--- Instructions to follow ---
Retype the records that come next, word for word.

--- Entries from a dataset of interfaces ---
------------------------------------------------------------------------

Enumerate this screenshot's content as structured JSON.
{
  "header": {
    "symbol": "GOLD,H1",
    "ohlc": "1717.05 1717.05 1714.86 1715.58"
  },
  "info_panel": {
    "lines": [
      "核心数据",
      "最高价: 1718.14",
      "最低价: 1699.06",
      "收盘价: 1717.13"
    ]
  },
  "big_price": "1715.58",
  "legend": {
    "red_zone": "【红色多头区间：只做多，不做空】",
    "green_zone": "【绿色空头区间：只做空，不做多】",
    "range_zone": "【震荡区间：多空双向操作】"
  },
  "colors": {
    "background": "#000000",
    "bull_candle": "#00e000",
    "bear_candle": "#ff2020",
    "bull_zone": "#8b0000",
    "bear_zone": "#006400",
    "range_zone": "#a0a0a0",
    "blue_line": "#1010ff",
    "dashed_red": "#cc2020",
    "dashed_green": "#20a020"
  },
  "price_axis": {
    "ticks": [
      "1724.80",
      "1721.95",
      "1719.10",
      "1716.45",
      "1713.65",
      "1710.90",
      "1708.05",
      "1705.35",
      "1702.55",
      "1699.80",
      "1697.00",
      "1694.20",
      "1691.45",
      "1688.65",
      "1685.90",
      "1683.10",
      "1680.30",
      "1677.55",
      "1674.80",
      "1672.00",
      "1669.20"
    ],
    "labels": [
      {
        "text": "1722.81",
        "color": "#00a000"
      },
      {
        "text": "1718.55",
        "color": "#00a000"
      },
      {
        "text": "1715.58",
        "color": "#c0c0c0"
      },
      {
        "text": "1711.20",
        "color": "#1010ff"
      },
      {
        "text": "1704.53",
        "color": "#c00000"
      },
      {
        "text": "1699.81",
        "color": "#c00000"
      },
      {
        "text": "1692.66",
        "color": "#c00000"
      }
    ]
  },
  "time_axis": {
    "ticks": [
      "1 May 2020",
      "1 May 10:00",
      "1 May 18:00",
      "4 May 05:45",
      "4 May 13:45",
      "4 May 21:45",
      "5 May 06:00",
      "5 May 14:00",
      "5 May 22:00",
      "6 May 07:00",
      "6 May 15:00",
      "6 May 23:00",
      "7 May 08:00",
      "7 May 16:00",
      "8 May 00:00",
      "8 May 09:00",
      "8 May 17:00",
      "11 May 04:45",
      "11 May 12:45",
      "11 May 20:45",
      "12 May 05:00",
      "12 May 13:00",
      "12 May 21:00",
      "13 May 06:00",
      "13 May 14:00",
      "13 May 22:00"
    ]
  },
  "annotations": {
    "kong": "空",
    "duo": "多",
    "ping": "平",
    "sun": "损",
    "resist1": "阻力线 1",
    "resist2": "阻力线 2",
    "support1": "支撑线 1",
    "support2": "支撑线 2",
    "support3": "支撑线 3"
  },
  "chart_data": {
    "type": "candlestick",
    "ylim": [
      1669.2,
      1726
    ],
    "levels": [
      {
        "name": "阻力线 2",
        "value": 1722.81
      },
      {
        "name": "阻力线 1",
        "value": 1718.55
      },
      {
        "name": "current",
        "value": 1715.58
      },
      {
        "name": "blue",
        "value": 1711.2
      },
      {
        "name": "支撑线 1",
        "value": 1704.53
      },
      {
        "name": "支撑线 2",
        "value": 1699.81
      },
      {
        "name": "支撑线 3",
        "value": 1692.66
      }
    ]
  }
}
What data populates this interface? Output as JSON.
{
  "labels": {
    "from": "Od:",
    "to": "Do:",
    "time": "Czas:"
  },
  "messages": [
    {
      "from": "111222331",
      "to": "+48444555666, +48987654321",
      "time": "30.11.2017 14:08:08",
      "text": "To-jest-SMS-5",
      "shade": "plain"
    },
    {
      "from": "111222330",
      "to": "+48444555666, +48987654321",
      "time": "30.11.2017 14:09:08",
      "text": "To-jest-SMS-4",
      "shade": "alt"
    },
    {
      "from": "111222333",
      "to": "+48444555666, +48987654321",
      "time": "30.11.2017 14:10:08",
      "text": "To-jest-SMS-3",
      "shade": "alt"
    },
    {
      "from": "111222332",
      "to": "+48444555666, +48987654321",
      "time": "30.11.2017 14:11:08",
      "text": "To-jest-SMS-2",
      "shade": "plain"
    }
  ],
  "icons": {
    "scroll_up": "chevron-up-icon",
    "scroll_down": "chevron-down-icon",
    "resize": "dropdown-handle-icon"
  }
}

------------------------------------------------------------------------

--- Solution for this exercise ---
Enumerate this screenshot's content as structured JSON.
{
  "header": {
    "symbol": "GOLD,H1",
    "ohlc": "1717.05 1717.05 1714.86 1715.58"
  },
  "info_panel": {
    "lines": [
      "核心数据",
      "最高价: 1718.14",
      "最低价: 1699.06",
      "收盘价: 1717.13"
    ]
  },
  "big_price": "1715.58",
  "legend": {
    "red_zone": "【红色多头区间：只做多，不做空】",
    "green_zone": "【绿色空头区间：只做空，不做多】",
    "range_zone": "【震荡区间：多空双向操作】"
  },
  "colors": {
    "background": "#000000",
    "bull_candle": "#00e000",
    "bear_candle": "#ff2020",
    "bull_zone": "#8b0000",
    "bear_zone": "#006400",
    "range_zone": "#a0a0a0",
    "blue_line": "#1010ff",
    "dashed_red": "#cc2020",
    "dashed_green": "#20a020"
  },
  "price_axis": {
    "ticks": [
      "1724.80",
      "1721.95",
      "1719.10",
      "1716.45",
      "1713.65",
      "1710.90",
      "1708.05",
      "1705.35",
      "1702.55",
      "1699.80",
      "1697.00",
      "1694.20",
      "1691.45",
      "1688.65",
      "1685.90",
      "1683.10",
      "1680.30",
      "1677.55",
      "1674.80",
      "1672.00",
      "1669.20"
    ],
    "labels": [
      {
        "text": "1722.81",
        "color": "#00a000"
      },
      {
        "text": "1718.55",
        "color": "#00a000"
      },
      {
        "text": "1715.58",
        "color": "#c0c0c0"
      },
      {
        "text": "1711.20",
        "color": "#1010ff"
      },
      {
        "text": "1704.53",
        "color": "#c00000"
      },
      {
        "text": "1699.81",
        "color": "#c00000"
      },
      {
        "text": "1692.66",
        "color": "#c00000"
      }
    ]
  },
  "time_axis": {
    "ticks": [
      "1 May 2020",
      "1 May 10:00",
      "1 May 18:00",
      "4 May 05:45",
      "4 May 13:45",
      "4 May 21:45",
      "5 May 06:00",
      "5 May 14:00",
      "5 May 22:00",
      "6 May 07:00",
      "6 May 15:00",
      "6 May 23:00",
      "7 May 08:00",
      "7 May 16:00",
      "8 May 00:00",
      "8 May 09:00",
      "8 May 17:00",
      "11 May 04:45",
      "11 May 12:45",
      "11 May 20:45",
      "12 May 05:00",
      "12 May 13:00",
      "12 May 21:00",
      "13 May 06:00",
      "13 May 14:00",
      "13 May 22:00"
    ]
  },
  "annotations": {
    "kong": "空",
    "duo": "多",
    "ping": "平",
    "sun": "损",
    "resist1": "阻力线 1",
    "resist2": "阻力线 2",
    "support1": "支撑线 1",
    "support2": "支撑线 2",
    "support3": "支撑线 3"
  },
  "chart_data": {
    "type": "candlestick",
    "ylim": [
      1669.2,
      1726
    ],
    "levels": [
      {
        "name": "阻力线 2",
        "value": 1722.81
      },
      {
        "name": "阻力线 1",
        "value": 1718.55
      },
      {
        "name": "current",
        "value": 1715.58
      },
      {
        "name": "blue",
        "value": 1711.2
      },
      {
        "name": "支撑线 1",
        "value": 1704.53
      },
      {
        "name": "支撑线 2",
        "value": 1699.81
      },
      {
        "name": "支撑线 3",
        "value": 1692.66
      }
    ]
  }
}
What data populates this interface? Output as JSON.
{
  "labels": {
    "from": "Od:",
    "to": "Do:",
    "time": "Czas:"
  },
  "messages": [
    {
      "from": "111222331",
      "to": "+48444555666, +48987654321",
      "time": "30.11.2017 14:08:08",
      "text": "To-jest-SMS-5",
      "shade": "plain"
    },
    {
      "from": "111222330",
      "to": "+48444555666, +48987654321",
      "time": "30.11.2017 14:09:08",
      "text": "To-jest-SMS-4",
      "shade": "alt"
    },
    {
      "from": "111222333",
      "to": "+48444555666, +48987654321",
      "time": "30.11.2017 14:10:08",
      "text": "To-jest-SMS-3",
      "shade": "alt"
    },
    {
      "from": "111222332",
      "to": "+48444555666, +48987654321",
      "time": "30.11.2017 14:11:08",
      "text": "To-jest-SMS-2",
      "shade": "plain"
    }
  ],
  "icons": {
    "scroll_up": "chevron-up-icon",
    "scroll_down": "chevron-down-icon",
    "resize": "dropdown-handle-icon"
  }
}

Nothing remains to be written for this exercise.